*** Opening SUPPLIED RECORDS ***

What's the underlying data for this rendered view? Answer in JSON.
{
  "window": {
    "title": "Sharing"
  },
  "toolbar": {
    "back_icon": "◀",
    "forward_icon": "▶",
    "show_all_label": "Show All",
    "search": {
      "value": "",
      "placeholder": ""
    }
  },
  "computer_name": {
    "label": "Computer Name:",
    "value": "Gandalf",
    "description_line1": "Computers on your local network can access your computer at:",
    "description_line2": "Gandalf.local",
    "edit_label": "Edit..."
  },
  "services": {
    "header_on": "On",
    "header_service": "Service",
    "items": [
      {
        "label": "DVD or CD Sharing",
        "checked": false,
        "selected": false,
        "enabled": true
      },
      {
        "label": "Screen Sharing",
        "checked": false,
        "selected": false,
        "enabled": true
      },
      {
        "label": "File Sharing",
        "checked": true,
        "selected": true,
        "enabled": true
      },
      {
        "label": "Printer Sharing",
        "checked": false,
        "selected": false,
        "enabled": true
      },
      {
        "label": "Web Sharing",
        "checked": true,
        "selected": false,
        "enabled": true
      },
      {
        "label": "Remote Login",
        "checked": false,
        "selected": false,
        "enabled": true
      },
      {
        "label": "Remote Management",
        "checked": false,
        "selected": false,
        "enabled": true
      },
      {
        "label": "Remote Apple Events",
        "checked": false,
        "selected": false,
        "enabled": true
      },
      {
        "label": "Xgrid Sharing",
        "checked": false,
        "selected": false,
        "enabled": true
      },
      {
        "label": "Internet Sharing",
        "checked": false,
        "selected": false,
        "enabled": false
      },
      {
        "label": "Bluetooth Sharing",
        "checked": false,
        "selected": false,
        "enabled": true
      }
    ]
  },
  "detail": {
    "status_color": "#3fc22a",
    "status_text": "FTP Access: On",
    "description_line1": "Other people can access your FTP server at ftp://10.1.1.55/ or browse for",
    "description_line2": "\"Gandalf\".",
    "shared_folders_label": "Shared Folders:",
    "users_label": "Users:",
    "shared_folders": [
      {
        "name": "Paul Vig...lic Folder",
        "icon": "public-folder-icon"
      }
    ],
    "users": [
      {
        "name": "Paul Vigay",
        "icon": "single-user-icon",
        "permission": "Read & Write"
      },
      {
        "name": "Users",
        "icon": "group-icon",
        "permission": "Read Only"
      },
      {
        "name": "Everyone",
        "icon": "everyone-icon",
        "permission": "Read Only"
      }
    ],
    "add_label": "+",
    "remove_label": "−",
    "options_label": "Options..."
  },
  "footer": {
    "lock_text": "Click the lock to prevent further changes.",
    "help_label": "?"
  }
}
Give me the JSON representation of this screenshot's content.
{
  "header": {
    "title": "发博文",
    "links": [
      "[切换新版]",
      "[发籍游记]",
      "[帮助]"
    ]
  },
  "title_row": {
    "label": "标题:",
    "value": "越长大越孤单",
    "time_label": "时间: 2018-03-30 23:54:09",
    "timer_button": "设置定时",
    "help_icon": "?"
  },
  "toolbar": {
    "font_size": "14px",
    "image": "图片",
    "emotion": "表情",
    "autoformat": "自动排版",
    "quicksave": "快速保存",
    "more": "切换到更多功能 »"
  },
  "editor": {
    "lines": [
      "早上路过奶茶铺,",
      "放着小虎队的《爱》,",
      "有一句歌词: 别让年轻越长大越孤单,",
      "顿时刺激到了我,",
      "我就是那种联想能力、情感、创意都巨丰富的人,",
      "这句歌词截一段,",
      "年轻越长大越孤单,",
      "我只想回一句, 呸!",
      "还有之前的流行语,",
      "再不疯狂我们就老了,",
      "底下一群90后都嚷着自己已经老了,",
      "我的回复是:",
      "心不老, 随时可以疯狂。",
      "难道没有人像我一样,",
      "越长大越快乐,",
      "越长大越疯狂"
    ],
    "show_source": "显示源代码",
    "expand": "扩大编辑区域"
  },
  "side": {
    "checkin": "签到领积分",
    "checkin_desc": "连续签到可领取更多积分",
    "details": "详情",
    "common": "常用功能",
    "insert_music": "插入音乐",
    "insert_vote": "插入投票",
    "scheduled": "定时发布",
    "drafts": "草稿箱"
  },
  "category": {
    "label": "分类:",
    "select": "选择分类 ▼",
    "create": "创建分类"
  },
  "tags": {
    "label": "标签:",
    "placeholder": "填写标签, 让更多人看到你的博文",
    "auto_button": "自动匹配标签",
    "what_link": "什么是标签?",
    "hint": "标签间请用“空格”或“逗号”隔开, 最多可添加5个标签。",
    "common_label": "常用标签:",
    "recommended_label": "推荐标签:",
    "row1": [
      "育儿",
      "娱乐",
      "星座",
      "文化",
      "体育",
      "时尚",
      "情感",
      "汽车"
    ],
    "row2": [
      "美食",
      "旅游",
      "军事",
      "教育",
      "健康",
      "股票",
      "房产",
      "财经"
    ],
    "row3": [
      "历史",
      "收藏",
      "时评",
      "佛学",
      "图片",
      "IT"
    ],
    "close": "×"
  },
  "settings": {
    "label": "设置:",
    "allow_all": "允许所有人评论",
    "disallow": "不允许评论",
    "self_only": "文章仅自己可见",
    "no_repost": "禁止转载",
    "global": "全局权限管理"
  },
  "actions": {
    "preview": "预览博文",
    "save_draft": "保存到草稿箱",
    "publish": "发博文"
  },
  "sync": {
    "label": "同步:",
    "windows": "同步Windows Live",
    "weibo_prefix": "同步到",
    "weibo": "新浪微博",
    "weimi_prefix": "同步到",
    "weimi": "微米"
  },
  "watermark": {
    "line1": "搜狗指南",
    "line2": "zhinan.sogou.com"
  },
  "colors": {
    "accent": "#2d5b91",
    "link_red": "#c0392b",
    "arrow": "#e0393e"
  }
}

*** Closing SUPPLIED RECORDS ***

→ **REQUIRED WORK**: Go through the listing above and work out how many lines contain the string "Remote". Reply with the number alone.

→ **SOLUTION TO THE PROBLEM**: 3